Experts say kicking the smoking habit is enough to improve lung function but many ex-smokers what to know the little little things they can do to improve their lung function after smoking cessation. That is the basis of this article.
Findings of a research conducted at the University of Glasgow indicate that kicking the smoking habit can better lung function test scores by over 15% in less than 8 weeks. The test was conducted on smokers with asthma and published in the July 2006 edition of the American Journal of Respiratory and Critical Care Medicine.
The researchers examined 11 smokers who had asthma and continued to smoke and 10 who dropped off cigarettes for one and a half months. After only 7 days of no cigarettes, the study group of 8, led by Neil C. Thomson, M.D., of the Departments of Respiratory Medicine and Immunology at the University of Glasgow concluded that the lung function test outcome of the non-smokers had developed to an appreciable level.
Aside quit smoking, what are the other ways to improve lung function after smoking cessation?
Tip No 1: Just like nature, your lungs will take time to heal. Be prepared to give it the time it needs. No matter what you do, your lung capacity will not improve overnight. The American Lung Association states that your lungs utility should improve on its own by about 30% in less than 14 days to 12 weeks after dropping off cigarettes. And that shortness of breath will decrease in one to nine months. Lifestyle changes, including regular exercise, a healthy diet and continued abstinence from smoking will help improve the capacity of your lungs over time.
The respiratory system is lined with thin and hair-like structures called cilia which constantly move to sweep toxins, mucus and debris out of your lungs. Smoking immobilizes and destroys the cilia. That is why you acquire a smoker’s cough. It will take a few months after smoking cessation for the cilia to re-grow and commence their job again. You really can’t do much besides regular exercise, eating a healthy diet and getting adequate sleep to raise your total metabolism. Just be patient, don’t push it too hard.
Tip No 2: Make exercise a daily habit. In the initial phase of quitting, aerobic or cardiovascular workouts may assist to desiccate your desire to smoke. Making exercise a daily routine will make going back to cigarettes less fascinating. Experts say participating in aerobic exercises like cycling, walking, hiking, running, swimming or other cardiovascular activities for 30 to 60 minutes a day can better your lung function after you kick the smoking habit.
Swimming is said to be the best sport to strengthen your cardiovascular fitness as swimmers’ lungs will utilize oxygen three times more expeditiously than a non-swimmer. Swimming also uses more muscular tissue and requires greater lung capacity than any other type of cardiovascular exercise.

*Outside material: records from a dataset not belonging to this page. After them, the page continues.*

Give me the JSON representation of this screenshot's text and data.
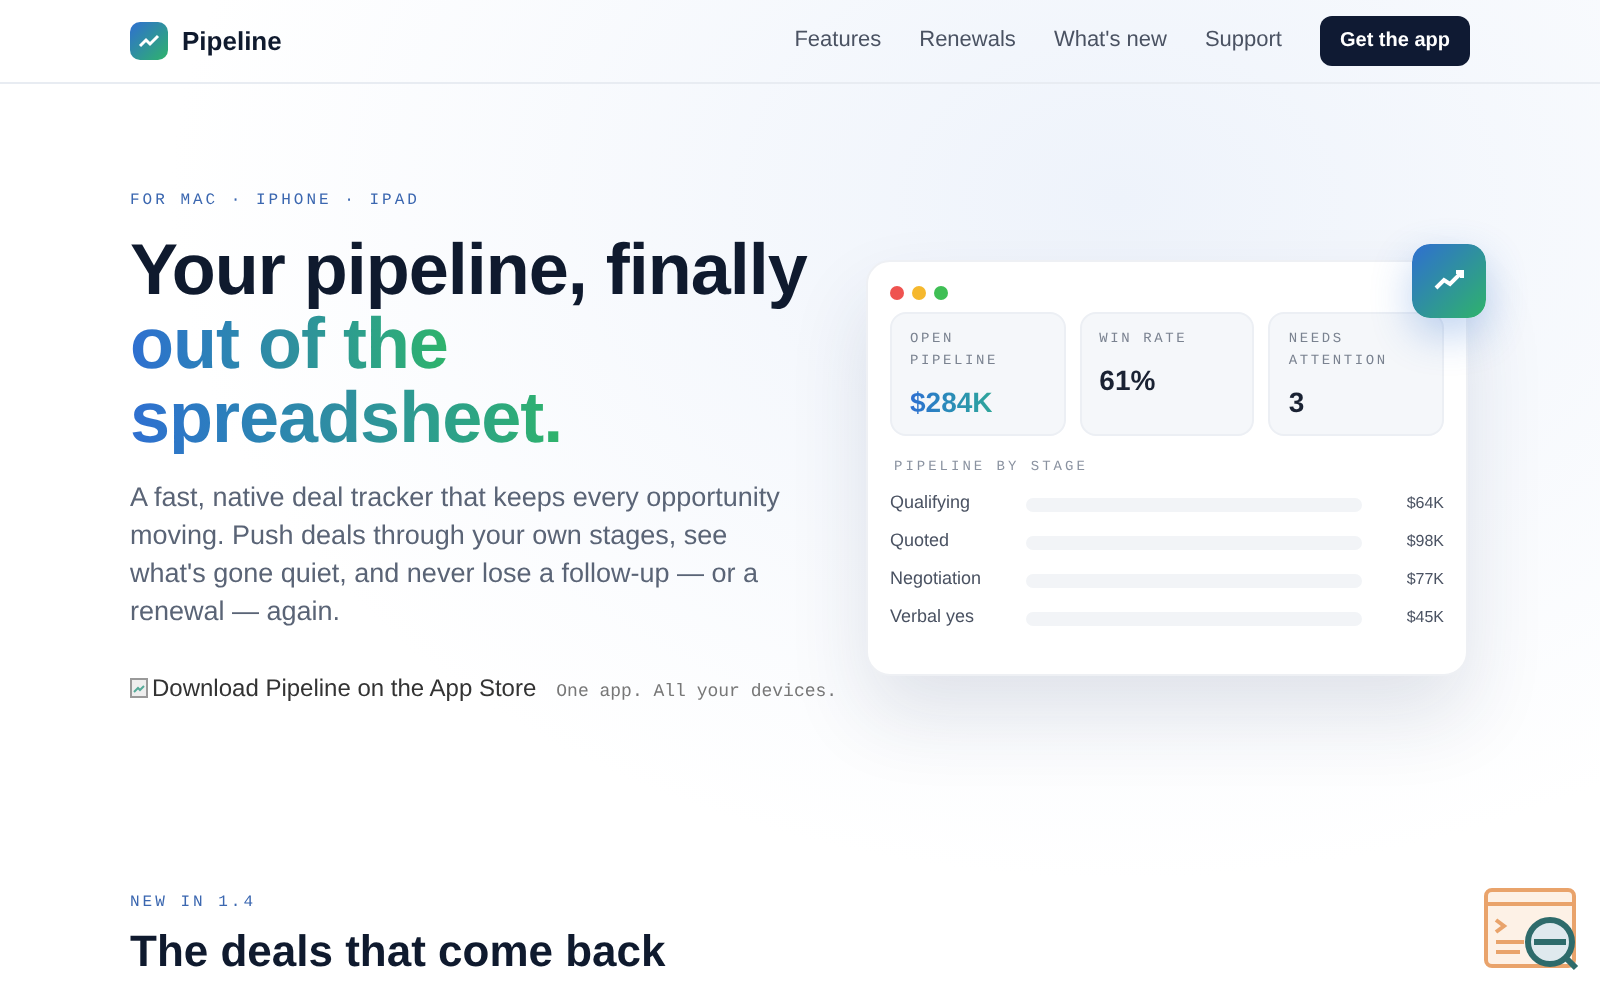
{
  "nav": {
    "brand": "Pipeline",
    "links": [
      "Features",
      "Renewals",
      "What's new",
      "Support"
    ],
    "cta": "Get the app"
  },
  "hero": {
    "eyebrow": "FOR MAC · IPHONE · IPAD",
    "title_lines": [
      {
        "text": "Your pipeline, finally",
        "kind": "plain"
      },
      {
        "text": "out of the",
        "kind": "gradient"
      },
      {
        "text": "spreadsheet.",
        "kind": "gradient"
      }
    ],
    "lead": "A fast, native deal tracker that keeps every opportunity moving. Push deals through your own stages, see what's gone quiet, and never lose a follow-up — or a renewal — again.",
    "store_badge_alt": "Download Pipeline on the App Store",
    "tagline": "One app. All your devices."
  },
  "preview": {
    "stats": [
      {
        "label": "OPEN PIPELINE",
        "value": "$284K",
        "kind": "accent"
      },
      {
        "label": "WIN RATE",
        "value": "61%",
        "kind": "plain"
      },
      {
        "label": "NEEDS ATTENTION",
        "value": "3",
        "kind": "plain"
      }
    ],
    "section_title": "PIPELINE BY STAGE",
    "stages": [
      {
        "name": "Qualifying",
        "amount": "$64K"
      },
      {
        "name": "Quoted",
        "amount": "$98K"
      },
      {
        "name": "Negotiation",
        "amount": "$77K"
      },
      {
        "name": "Verbal yes",
        "amount": "$45K"
      }
    ]
  },
  "next_section": {
    "eyebrow": "NEW IN 1.4",
    "title": "The deals that come back"
  }
}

When exercising, make sure it is consistent and regular. 30 minutes to one hour daily. Don’t go off for 7 days and abruptly try to make up for it by running hard for 3 hours. That’ll do you no good. Meanwhile, check out how to establish a daily exercise routine before you kick the smoking habit.
Tip No 3: Inhale deeply and exhale completely. This will better your lung function. Take a deep breath and recite the alphabets for as long as you can. Practice it when you have time and each time recite the alphabets and start another round of recitation. For instance, if you were able to recite all the alphabets the first time, the second time, recite all the 26 alphabets twice and then go higher. Also, take in more air with each breath. When you want to breathe out, do so completely, without any reservations. Don’t let any air remain in your lungs. This allows you to take in more air on the next breath.
Tip No 4: Change your diet to improve your lung capacity. Eat a lot of foods containing Vitamins C and E as well as omega-3 fatty acids. They strengthen the health of your lungs, reduce redness and defend the lungs. Foods high in omega-3 fatty acids include mackerel, tuna, herring, lake trout, salmon, and other cold-water fish. Foods high in vitamin E include spinach, tomatoes, kiwi, peanuts, almonds, broccoli, sunflower seeds, hazelnuts and oils, like safflower, corn, soy bean. Foods high in vitamin C include lemons, oranges, grape-fruits, mangoes, papayas, kiwi, tomatoes, jicama, broccoli, potatoes, red peppers, orange peppers and yellow peppers.
Tip No 5: The popular saying that “an apple a day, keeps the doctor away” also rings true in the stop smoking process. A British study of 2,500 men documented in the journal “Thorax,” indicated that regular intake of apples was connected with increased lung function. The men who ate five or more apples per week had the strongest lung capacity. Other studies hint that consuming apples may bring down your risk of lung cancer and strengthen your immunity to respiratory problems or infections.
Tip No 6: Playing a wind or brass instrument is a great way to exert the lungs and improve lung function or capacity. Highly recommended musical instruments for accelerating lung strength include a flute, oboe, tuba, clarinet, trombone or trumpet. Singing may also assist.
Tip No 7: A word of caution, though. Abstain from smoke-filled environments to keep your lungs in perfect working condition. Don’t expose your lungs to passive smoke. It could lead to diminished lung capacity.
Tip No 8: Aside increasing lung capacity, exercise also helps keep off weight gain after kicking the smoking habit but please consult your doctor before commencing any concentrated or vigorous physical workout.
Tip No 9: If you recently quit and find yourself coughing all the time, please allow your Doctor check you for lung cancer and COPD, as delaying treatment for either condition considerably reduces the success of treatment. In some cases, it’s just a smokers’ cough that will eventually go away but you don’t want to leave anything to chance,so, see your doctor right away.
Tip No 10: Drink a lot of water daily. This will help your cough expel mucous more easily.
Aside improving your lung function, you may want to know if lungs do heal or repair themselves after quit smoking. I dare say they do. The human body is an amazing machine which quickly sets out to reverse any damage that may have been done to your lungs as a result of smoking. Find out how the lungs heal after stop smoking and if your lungs, as an ex-smoker, can ever be like that of a non-smoker.